Exactly as they stand, the data below are to be printed again.

### Interface dataset entries
:::

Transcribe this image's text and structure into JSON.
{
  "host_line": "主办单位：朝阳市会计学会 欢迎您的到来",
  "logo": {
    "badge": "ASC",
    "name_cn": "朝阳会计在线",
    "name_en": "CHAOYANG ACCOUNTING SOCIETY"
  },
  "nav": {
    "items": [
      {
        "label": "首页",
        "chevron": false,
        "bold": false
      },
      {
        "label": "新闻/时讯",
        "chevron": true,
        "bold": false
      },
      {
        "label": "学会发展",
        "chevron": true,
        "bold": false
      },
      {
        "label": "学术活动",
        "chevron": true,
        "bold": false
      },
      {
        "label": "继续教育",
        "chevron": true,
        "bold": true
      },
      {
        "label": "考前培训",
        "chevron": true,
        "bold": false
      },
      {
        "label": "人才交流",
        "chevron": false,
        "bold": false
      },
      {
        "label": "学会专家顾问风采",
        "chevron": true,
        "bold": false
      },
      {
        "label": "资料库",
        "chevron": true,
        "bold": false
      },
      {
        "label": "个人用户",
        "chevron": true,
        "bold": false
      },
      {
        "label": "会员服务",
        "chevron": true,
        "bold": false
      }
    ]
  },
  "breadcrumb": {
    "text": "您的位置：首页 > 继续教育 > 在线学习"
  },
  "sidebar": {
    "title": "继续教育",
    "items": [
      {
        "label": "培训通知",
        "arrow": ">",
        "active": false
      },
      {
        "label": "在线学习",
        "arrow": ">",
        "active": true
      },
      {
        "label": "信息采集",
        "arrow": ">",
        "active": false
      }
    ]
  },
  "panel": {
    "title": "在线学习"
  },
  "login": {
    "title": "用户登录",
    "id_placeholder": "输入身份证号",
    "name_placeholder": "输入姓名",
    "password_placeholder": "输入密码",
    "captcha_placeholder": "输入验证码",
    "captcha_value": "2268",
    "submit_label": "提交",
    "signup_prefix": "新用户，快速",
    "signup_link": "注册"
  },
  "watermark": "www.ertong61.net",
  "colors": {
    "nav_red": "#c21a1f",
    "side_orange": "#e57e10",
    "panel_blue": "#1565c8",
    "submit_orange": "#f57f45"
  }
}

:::

### Output for this task
Transcribe this image's text and structure into JSON.
{
  "host_line": "主办单位：朝阳市会计学会 欢迎您的到来",
  "logo": {
    "badge": "ASC",
    "name_cn": "朝阳会计在线",
    "name_en": "CHAOYANG ACCOUNTING SOCIETY"
  },
  "nav": {
    "items": [
      {
        "label": "首页",
        "chevron": false,
        "bold": false
      },
      {
        "label": "新闻/时讯",
        "chevron": true,
        "bold": false
      },
      {
        "label": "学会发展",
        "chevron": true,
        "bold": false
      },
      {
        "label": "学术活动",
        "chevron": true,
        "bold": false
      },
      {
        "label": "继续教育",
        "chevron": true,
        "bold": true
      },
      {
        "label": "考前培训",
        "chevron": true,
        "bold": false
      },
      {
        "label": "人才交流",
        "chevron": false,
        "bold": false
      },
      {
        "label": "学会专家顾问风采",
        "chevron": true,
        "bold": false
      },
      {
        "label": "资料库",
        "chevron": true,
        "bold": false
      },
      {
        "label": "个人用户",
        "chevron": true,
        "bold": false
      },
      {
        "label": "会员服务",
        "chevron": true,
        "bold": false
      }
    ]
  },
  "breadcrumb": {
    "text": "您的位置：首页 > 继续教育 > 在线学习"
  },
  "sidebar": {
    "title": "继续教育",
    "items": [
      {
        "label": "培训通知",
        "arrow": ">",
        "active": false
      },
      {
        "label": "在线学习",
        "arrow": ">",
        "active": true
      },
      {
        "label": "信息采集",
        "arrow": ">",
        "active": false
      }
    ]
  },
  "panel": {
    "title": "在线学习"
  },
  "login": {
    "title": "用户登录",
    "id_placeholder": "输入身份证号",
    "name_placeholder": "输入姓名",
    "password_placeholder": "输入密码",
    "captcha_placeholder": "输入验证码",
    "captcha_value": "2268",
    "submit_label": "提交",
    "signup_prefix": "新用户，快速",
    "signup_link": "注册"
  },
  "watermark": "www.ertong61.net",
  "colors": {
    "nav_red": "#c21a1f",
    "side_orange": "#e57e10",
    "panel_blue": "#1565c8",
    "submit_orange": "#f57f45"
  }
}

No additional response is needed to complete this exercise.